To normalize without inviting a new recession, the Fed needs to combine its plan for shrinking the balance sheet with one for phasing‐out interest on excess reserves.
Shedding assets tightens credit, but discouraging banks from holding reserves loosens it. By doing both at once — reducing assets and lowering interest on excess reserves — the Fed can keep money from becoming either too loose or too tight.
The balancing act won’t be easy, but it’s both possible, and worth it.
Oddly, the Fed has been moving in the opposite direction, raising the interest rates it pays banks and other financial institutions to keep excess reserves. And the public, having had its fill of “low interest rates,” has been buying it as a step in the Fed’s “normalization” plan. But so long as the Fed encourages banks to hoard money, it is not returning to the pre‐crisis approach of monetary policy.
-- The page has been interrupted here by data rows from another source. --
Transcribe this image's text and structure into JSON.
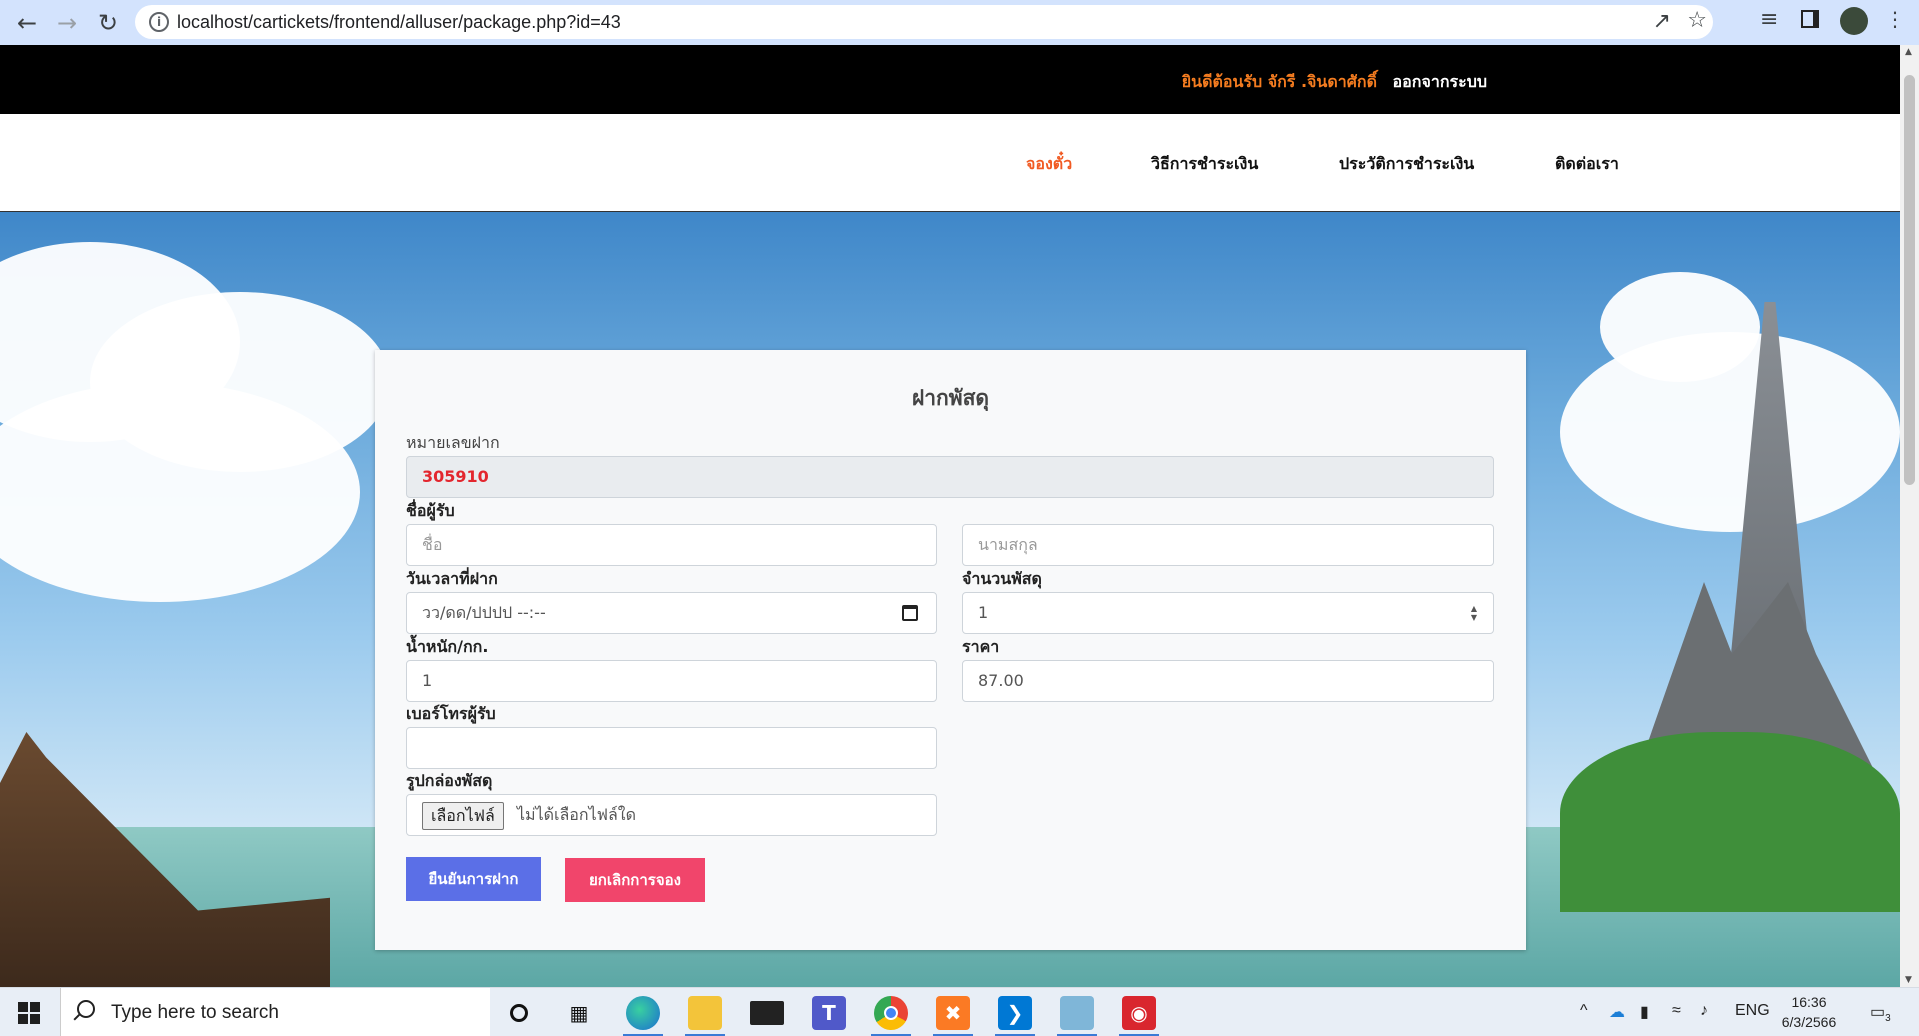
{
  "browser": {
    "url": "localhost/cartickets/frontend/alluser/package.php?id=43",
    "icons": [
      "back-icon",
      "forward-icon",
      "reload-icon",
      "info-icon",
      "share-icon",
      "star-icon",
      "reading-list-icon",
      "sidebar-icon",
      "profile-avatar"
    ]
  },
  "topbar": {
    "welcome": "ยินดีต้อนรับ จักรี .จินดาศักดิ์",
    "logout": "ออกจากระบบ"
  },
  "nav": {
    "items": [
      "จองตั๋ว",
      "วิธีการชำระเงิน",
      "ประวัติการชำระเงิน",
      "ติดต่อเรา"
    ],
    "active_color": "#f15a22"
  },
  "form": {
    "title": "ฝากพัสดุ",
    "tracking_label": "หมายเลขฝาก",
    "tracking_value": "305910",
    "recipient_label": "ชื่อผู้รับ",
    "first_name_placeholder": "ชื่อ",
    "last_name_placeholder": "นามสกุล",
    "datetime_label": "วันเวลาที่ฝาก",
    "datetime_placeholder": "วว/ดด/ปปปป --:--",
    "quantity_label": "จำนวนพัสดุ",
    "quantity_value": "1",
    "weight_label": "น้ำหนัก/กก.",
    "weight_value": "1",
    "price_label": "ราคา",
    "price_value": "87.00",
    "phone_label": "เบอร์โทรผู้รับ",
    "phone_value": "",
    "image_label": "รูปกล่องพัสดุ",
    "file_button": "เลือกไฟล์",
    "file_status": "ไม่ได้เลือกไฟล์ใด",
    "confirm_button": "ยืนยันการฝาก",
    "cancel_button": "ยกเลิกการจอง",
    "confirm_color": "#5b6fe7",
    "cancel_color": "#f1456b"
  },
  "taskbar": {
    "search_placeholder": "Type here to search",
    "language": "ENG",
    "time": "16:36",
    "date": "6/3/2566",
    "notification_count": "3",
    "apps": [
      "cortana-icon",
      "task-view-icon",
      "edge-icon",
      "file-explorer-icon",
      "mail-icon",
      "teams-icon",
      "chrome-icon",
      "xampp-icon",
      "vscode-icon",
      "app-icon",
      "camera-app-icon"
    ]
  }
}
During the financial crisis the Fed ran many risky monetary policy experiments. One set of experiments added trillions of dollars of fresh reserves to the banking system and distorted credit markets. Another encouraged banks and other financial institutions to hoard those reserves, instead of lending or investing them.
Just how helpful these experiments were in ending the crisis, or promoting recovery, remains unclear. Only one thing is certain: If we want “normal” monetary policy without creating a recession, the Fed must shrink its balance sheet andstop paying banks not to lend.